(Interface dataset entries)
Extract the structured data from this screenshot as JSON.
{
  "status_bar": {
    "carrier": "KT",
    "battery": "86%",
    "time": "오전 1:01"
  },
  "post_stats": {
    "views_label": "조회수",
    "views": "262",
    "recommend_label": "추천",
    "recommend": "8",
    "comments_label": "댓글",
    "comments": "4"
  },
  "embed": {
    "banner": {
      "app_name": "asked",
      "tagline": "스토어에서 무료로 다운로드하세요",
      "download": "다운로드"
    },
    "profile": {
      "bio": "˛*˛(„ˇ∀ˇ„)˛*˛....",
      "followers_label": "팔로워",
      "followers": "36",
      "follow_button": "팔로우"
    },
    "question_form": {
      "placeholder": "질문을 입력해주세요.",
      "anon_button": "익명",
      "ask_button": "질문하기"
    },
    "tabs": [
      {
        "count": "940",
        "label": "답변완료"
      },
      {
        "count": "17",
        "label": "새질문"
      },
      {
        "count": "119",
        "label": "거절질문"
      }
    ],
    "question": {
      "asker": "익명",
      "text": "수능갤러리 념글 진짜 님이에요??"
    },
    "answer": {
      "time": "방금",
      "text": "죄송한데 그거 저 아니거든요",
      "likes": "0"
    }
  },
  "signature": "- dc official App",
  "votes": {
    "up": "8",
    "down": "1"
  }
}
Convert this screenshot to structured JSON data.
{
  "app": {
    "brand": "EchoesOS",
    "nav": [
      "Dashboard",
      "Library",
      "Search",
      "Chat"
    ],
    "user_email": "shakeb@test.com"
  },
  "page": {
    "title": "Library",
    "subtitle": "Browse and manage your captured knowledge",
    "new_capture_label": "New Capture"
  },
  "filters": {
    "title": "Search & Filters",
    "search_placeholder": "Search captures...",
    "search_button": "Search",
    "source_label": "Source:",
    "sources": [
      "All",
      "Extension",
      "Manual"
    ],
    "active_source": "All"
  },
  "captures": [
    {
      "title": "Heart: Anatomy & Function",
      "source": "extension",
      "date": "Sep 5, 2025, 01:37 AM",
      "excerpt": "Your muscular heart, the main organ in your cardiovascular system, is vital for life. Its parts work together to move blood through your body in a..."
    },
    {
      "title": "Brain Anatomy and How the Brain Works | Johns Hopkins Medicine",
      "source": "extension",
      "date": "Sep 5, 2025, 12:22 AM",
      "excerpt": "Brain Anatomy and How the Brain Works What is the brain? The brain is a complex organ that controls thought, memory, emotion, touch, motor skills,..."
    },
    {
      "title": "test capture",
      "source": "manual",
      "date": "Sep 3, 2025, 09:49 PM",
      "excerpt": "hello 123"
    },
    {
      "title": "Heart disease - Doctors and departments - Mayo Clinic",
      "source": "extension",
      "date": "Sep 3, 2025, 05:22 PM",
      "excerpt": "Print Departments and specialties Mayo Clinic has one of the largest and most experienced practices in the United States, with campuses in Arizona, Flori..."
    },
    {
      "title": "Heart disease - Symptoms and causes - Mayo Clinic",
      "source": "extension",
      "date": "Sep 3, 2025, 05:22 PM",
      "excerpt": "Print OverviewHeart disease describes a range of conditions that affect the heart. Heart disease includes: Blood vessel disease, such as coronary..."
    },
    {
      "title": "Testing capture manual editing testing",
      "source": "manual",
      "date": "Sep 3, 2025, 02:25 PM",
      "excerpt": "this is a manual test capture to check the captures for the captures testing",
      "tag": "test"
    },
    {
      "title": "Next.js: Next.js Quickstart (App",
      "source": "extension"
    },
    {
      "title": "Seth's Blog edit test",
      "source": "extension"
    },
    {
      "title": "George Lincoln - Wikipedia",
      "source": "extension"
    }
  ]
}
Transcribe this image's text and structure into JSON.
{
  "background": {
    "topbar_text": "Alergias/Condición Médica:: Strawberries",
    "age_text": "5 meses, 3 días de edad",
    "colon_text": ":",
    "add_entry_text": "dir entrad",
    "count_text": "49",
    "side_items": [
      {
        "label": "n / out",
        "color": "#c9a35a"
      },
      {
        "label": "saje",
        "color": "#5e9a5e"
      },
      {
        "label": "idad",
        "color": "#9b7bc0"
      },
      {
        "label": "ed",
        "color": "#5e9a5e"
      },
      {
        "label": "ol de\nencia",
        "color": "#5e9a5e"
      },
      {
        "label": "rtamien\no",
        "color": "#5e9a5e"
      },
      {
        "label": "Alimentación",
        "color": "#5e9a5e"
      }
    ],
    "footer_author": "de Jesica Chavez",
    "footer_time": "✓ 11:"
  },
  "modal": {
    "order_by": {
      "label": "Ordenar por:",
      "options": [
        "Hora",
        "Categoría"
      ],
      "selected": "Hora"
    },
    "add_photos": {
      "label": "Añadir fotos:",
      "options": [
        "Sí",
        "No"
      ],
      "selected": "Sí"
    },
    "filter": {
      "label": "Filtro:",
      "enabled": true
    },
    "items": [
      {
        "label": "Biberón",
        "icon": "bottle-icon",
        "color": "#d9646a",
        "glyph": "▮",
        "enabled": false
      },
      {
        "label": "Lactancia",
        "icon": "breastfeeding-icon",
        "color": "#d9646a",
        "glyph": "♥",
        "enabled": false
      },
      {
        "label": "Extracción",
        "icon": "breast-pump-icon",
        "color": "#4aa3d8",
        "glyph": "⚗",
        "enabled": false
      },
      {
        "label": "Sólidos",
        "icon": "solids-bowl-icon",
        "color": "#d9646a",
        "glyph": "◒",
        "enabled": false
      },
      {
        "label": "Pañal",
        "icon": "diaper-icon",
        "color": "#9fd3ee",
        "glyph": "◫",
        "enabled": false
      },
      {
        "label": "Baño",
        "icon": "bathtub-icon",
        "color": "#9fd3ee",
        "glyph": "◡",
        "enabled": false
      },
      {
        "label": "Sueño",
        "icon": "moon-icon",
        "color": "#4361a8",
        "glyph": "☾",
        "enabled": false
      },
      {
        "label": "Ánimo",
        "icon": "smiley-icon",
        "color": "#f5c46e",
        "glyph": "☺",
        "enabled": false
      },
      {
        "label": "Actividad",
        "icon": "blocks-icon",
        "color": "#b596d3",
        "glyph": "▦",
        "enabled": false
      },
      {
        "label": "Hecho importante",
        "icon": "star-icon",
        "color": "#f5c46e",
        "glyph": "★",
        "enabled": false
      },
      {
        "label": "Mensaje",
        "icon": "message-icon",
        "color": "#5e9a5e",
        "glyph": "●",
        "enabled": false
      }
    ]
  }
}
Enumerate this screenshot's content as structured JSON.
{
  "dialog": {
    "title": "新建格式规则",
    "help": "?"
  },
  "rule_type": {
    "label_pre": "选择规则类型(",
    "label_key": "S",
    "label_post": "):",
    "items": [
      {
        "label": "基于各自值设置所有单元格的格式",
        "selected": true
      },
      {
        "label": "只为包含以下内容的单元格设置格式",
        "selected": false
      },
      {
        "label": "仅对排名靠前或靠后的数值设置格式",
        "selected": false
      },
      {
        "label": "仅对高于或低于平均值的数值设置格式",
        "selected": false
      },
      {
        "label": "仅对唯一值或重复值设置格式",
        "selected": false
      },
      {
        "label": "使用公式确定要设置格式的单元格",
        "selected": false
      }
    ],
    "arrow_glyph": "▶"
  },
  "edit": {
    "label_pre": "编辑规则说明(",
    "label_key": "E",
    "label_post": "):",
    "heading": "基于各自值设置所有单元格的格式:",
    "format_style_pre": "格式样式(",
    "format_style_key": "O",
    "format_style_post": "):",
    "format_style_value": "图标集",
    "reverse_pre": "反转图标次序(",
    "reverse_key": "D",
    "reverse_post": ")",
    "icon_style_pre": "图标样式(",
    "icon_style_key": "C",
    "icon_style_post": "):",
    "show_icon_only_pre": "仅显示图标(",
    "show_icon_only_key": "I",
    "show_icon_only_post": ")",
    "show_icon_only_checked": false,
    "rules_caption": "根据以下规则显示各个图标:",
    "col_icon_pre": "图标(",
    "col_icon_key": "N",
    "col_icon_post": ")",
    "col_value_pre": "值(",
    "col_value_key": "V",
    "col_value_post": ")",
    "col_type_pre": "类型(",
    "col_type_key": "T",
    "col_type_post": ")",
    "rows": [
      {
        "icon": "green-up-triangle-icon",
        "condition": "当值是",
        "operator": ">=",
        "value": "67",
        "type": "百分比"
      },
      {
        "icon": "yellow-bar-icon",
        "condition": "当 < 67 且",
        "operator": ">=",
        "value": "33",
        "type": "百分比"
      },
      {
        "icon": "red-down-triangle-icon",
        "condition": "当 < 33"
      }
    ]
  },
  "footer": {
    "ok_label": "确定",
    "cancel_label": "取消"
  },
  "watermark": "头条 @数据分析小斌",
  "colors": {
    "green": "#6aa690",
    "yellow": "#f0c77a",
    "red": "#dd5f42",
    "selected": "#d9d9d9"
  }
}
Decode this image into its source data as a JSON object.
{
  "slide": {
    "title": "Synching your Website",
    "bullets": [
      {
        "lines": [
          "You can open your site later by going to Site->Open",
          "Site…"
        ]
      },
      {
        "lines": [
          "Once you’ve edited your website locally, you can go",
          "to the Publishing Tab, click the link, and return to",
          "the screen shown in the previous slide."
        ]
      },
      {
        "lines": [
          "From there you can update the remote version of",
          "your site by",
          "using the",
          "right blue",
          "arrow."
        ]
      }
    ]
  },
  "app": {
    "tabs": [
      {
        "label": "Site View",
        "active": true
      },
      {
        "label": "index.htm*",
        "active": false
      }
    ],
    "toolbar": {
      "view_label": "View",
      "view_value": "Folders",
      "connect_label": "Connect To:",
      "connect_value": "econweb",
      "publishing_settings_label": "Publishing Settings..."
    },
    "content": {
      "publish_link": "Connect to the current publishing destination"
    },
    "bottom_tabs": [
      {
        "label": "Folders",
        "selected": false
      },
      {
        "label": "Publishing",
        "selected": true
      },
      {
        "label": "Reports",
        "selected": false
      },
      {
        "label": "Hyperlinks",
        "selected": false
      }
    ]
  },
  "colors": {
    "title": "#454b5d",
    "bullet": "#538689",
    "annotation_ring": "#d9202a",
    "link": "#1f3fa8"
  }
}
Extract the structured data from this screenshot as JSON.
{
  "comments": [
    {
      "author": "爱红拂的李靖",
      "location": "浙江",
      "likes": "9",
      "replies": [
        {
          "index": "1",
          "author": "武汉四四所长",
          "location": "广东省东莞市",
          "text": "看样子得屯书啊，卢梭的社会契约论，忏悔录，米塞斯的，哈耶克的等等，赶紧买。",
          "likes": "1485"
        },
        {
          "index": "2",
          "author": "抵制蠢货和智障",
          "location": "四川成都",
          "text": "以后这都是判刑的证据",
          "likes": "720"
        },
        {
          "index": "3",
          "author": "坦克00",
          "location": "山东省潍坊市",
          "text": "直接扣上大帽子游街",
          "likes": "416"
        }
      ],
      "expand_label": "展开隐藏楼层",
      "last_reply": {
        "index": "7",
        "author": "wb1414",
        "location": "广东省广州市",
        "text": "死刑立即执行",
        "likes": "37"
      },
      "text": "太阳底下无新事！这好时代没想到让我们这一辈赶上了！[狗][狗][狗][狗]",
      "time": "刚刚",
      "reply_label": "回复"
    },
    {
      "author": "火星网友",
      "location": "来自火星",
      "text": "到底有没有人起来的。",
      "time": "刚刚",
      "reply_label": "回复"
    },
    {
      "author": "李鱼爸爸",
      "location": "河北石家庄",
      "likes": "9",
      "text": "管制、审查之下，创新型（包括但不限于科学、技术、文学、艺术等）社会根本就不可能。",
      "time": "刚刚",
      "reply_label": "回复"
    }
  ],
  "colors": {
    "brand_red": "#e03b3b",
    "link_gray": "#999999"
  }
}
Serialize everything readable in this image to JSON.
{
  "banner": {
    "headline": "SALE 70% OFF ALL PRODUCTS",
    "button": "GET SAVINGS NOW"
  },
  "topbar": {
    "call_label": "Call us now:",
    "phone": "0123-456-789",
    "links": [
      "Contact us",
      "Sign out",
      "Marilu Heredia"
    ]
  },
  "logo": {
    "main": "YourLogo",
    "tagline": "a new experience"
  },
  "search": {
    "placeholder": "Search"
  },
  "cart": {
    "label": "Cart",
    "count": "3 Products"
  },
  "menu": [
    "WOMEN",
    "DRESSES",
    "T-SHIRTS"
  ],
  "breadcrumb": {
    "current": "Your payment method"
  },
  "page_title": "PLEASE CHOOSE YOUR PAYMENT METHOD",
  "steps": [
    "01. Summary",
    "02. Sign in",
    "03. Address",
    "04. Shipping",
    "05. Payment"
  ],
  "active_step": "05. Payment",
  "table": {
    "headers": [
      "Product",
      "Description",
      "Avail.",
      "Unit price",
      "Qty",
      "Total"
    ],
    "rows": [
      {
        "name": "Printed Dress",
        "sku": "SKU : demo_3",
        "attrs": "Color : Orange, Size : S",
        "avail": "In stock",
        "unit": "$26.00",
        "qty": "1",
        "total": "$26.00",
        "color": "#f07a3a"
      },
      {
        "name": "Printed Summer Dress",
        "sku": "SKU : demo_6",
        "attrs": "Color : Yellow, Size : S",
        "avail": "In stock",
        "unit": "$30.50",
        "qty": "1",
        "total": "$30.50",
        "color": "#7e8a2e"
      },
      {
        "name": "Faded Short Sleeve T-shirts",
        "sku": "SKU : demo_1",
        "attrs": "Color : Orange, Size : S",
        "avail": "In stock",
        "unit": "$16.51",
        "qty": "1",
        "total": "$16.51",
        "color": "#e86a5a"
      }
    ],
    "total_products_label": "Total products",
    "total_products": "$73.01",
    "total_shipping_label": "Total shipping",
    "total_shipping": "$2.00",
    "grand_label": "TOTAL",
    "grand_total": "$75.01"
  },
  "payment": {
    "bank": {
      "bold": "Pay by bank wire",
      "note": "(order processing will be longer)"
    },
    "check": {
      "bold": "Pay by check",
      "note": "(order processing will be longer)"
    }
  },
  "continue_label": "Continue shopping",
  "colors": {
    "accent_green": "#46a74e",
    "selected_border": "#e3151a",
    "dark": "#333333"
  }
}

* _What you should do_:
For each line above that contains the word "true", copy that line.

* _Output of the exercise_:
      "enabled": true
        "selected": true
        "active": true
        "selected": true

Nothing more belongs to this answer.